- [What is being asked]: Please print, exactly, only the lines in the entries below from the line that has "What data populates" through the line that has "Output a JSON". Pictures don't go in.
◆ ◆ ◆
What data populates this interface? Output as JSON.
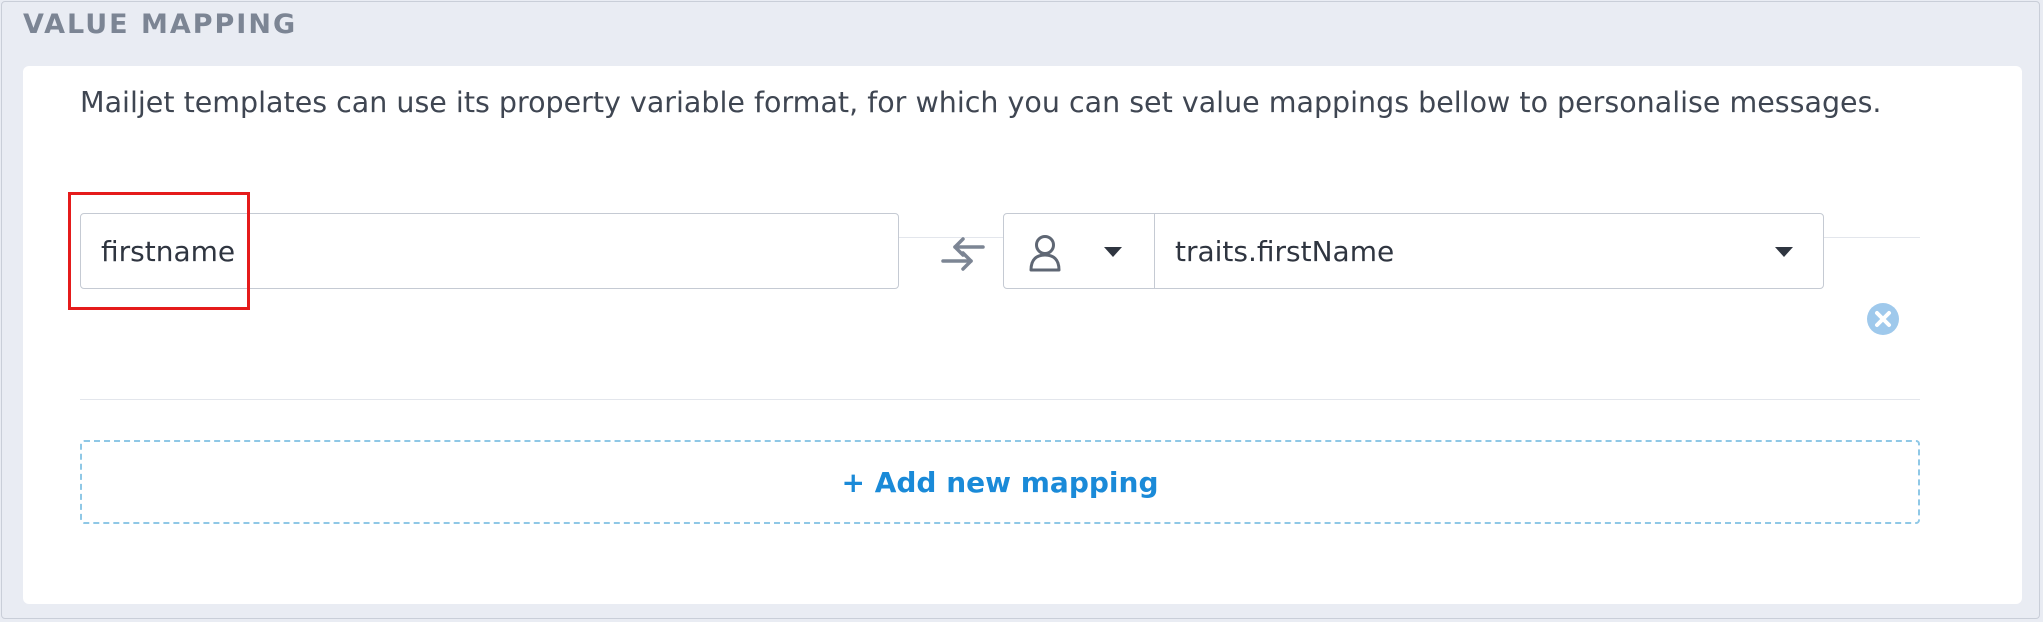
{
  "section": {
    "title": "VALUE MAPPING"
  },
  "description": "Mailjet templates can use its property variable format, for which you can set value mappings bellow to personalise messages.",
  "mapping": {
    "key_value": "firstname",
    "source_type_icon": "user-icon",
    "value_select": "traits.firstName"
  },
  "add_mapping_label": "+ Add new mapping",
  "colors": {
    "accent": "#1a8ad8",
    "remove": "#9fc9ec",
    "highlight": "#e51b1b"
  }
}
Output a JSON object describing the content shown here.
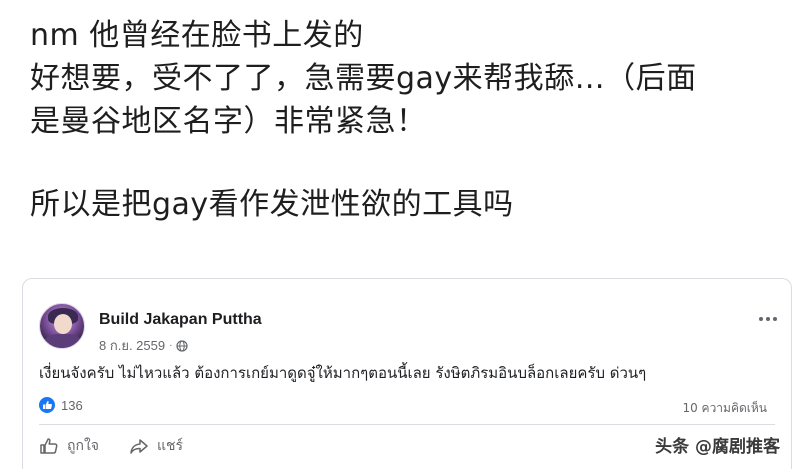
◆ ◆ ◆
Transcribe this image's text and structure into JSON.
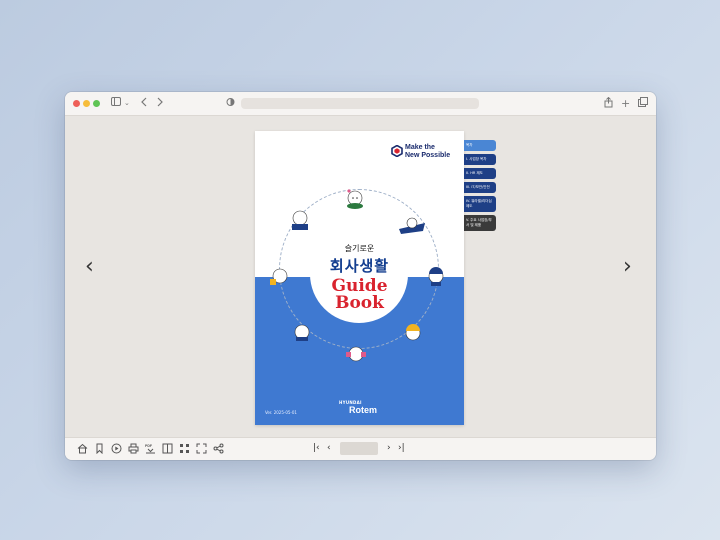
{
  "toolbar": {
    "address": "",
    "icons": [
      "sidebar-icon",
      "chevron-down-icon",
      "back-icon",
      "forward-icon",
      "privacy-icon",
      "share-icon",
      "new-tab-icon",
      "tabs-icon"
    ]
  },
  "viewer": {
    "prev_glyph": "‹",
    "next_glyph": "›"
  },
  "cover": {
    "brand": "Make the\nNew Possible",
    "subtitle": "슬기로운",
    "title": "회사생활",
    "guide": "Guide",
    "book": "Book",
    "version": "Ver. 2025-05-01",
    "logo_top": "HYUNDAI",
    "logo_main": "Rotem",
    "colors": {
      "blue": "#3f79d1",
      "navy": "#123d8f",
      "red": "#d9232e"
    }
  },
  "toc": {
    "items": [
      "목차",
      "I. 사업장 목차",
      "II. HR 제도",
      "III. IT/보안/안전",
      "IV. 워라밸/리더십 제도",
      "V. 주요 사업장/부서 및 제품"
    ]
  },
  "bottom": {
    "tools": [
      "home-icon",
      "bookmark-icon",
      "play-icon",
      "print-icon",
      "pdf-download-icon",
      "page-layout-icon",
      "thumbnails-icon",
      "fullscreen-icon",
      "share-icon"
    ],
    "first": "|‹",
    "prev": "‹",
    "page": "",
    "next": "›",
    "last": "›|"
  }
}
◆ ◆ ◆
- [Your solution]:
What data populates this interface? Output as JSON.
{
  "section": {
    "title": "VALUE MAPPING"
  },
  "description": "Mailjet templates can use its property variable format, for which you can set value mappings bellow to personalise messages.",
  "mapping": {
    "key_value": "firstname",
    "source_type_icon": "user-icon",
    "value_select": "traits.firstName"
  },
  "add_mapping_label": "+ Add new mapping",
  "colors": {
    "accent": "#1a8ad8",
    "remove": "#9fc9ec",
    "highlight": "#e51b1b"
  }
}
Output a JSON object describing the content shown here.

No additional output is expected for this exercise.